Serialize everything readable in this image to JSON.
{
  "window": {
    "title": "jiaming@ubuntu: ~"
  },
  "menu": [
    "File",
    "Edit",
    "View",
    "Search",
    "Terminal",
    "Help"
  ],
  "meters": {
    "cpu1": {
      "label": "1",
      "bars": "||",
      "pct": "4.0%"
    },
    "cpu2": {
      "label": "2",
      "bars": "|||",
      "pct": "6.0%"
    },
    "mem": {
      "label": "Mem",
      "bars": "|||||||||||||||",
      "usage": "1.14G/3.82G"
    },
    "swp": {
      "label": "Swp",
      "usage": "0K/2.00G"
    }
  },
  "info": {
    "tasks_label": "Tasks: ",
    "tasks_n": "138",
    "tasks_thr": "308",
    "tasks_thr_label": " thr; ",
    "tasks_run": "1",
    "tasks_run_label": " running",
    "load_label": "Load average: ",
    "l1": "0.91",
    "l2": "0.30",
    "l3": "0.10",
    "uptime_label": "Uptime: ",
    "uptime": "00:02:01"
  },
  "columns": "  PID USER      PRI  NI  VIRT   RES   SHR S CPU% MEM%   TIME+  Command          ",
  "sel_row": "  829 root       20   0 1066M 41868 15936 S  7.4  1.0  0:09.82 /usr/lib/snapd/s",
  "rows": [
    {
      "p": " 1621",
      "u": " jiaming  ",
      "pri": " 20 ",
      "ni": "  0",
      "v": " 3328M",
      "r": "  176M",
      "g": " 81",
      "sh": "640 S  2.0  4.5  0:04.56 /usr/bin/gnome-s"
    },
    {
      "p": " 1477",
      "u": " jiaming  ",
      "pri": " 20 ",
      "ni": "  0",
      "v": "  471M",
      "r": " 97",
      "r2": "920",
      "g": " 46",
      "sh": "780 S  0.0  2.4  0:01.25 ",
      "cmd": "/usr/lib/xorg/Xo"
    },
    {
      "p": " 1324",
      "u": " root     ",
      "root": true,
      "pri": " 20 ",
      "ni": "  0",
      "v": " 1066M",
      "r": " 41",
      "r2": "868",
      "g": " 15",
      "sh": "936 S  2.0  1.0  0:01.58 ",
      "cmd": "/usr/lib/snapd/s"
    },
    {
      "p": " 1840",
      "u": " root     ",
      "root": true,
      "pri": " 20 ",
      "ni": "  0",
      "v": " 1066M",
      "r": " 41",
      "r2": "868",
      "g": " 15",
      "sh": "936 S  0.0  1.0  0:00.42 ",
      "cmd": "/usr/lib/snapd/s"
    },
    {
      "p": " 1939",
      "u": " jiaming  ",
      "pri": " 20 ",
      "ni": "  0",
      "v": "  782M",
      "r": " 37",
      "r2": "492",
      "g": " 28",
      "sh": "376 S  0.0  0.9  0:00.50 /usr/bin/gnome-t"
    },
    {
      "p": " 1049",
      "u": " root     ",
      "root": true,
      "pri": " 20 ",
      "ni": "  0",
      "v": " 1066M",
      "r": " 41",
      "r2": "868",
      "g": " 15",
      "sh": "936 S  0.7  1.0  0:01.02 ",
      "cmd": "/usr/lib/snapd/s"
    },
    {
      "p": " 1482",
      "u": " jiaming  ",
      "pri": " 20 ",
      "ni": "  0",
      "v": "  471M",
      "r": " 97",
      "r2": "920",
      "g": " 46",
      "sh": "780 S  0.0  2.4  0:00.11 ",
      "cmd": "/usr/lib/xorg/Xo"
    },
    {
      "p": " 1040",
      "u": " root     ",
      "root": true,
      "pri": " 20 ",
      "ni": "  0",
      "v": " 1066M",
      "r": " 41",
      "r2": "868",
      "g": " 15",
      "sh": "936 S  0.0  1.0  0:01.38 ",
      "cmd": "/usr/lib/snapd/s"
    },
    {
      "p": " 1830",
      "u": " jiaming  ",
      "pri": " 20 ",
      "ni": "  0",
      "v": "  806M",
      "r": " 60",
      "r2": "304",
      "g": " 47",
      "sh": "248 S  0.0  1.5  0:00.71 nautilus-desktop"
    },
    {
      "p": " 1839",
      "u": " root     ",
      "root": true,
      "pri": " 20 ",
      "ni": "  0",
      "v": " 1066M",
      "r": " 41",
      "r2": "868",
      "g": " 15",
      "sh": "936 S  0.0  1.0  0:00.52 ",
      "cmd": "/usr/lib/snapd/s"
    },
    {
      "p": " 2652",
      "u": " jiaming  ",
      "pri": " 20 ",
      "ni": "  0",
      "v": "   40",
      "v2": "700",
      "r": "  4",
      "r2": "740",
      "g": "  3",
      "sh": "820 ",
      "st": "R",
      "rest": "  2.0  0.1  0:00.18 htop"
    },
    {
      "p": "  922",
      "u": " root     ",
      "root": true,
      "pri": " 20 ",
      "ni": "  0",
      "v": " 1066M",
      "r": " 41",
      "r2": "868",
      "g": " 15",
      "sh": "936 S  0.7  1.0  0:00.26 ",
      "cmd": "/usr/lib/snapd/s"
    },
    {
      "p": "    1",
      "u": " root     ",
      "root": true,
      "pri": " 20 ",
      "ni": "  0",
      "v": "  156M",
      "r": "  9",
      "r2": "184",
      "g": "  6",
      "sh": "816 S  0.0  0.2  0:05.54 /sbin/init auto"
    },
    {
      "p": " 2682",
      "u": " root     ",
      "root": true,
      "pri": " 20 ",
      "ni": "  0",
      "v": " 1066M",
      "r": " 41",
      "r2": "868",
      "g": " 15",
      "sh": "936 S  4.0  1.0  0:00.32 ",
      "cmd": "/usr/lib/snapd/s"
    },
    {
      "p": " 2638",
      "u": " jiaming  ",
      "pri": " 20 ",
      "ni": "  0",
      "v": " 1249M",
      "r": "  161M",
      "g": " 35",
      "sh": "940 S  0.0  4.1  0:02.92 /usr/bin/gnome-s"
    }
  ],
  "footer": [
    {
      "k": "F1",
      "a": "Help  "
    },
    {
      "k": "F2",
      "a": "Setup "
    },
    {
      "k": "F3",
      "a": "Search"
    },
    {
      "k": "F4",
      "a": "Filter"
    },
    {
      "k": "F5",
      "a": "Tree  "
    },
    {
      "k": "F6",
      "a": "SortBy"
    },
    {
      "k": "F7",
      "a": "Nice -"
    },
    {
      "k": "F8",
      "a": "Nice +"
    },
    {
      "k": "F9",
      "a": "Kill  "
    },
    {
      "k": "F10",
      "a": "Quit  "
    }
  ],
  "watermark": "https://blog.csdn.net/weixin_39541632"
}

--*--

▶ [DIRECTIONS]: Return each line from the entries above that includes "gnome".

▶ [SOLUTION TO THIS TASK]:
      "sh": "640 S  2.0  4.5  0:04.56 /usr/bin/gnome-s"
      "sh": "376 S  0.0  0.9  0:00.50 /usr/bin/gnome-t"
      "sh": "940 S  0.0  4.1  0:02.92 /usr/bin/gnome-s"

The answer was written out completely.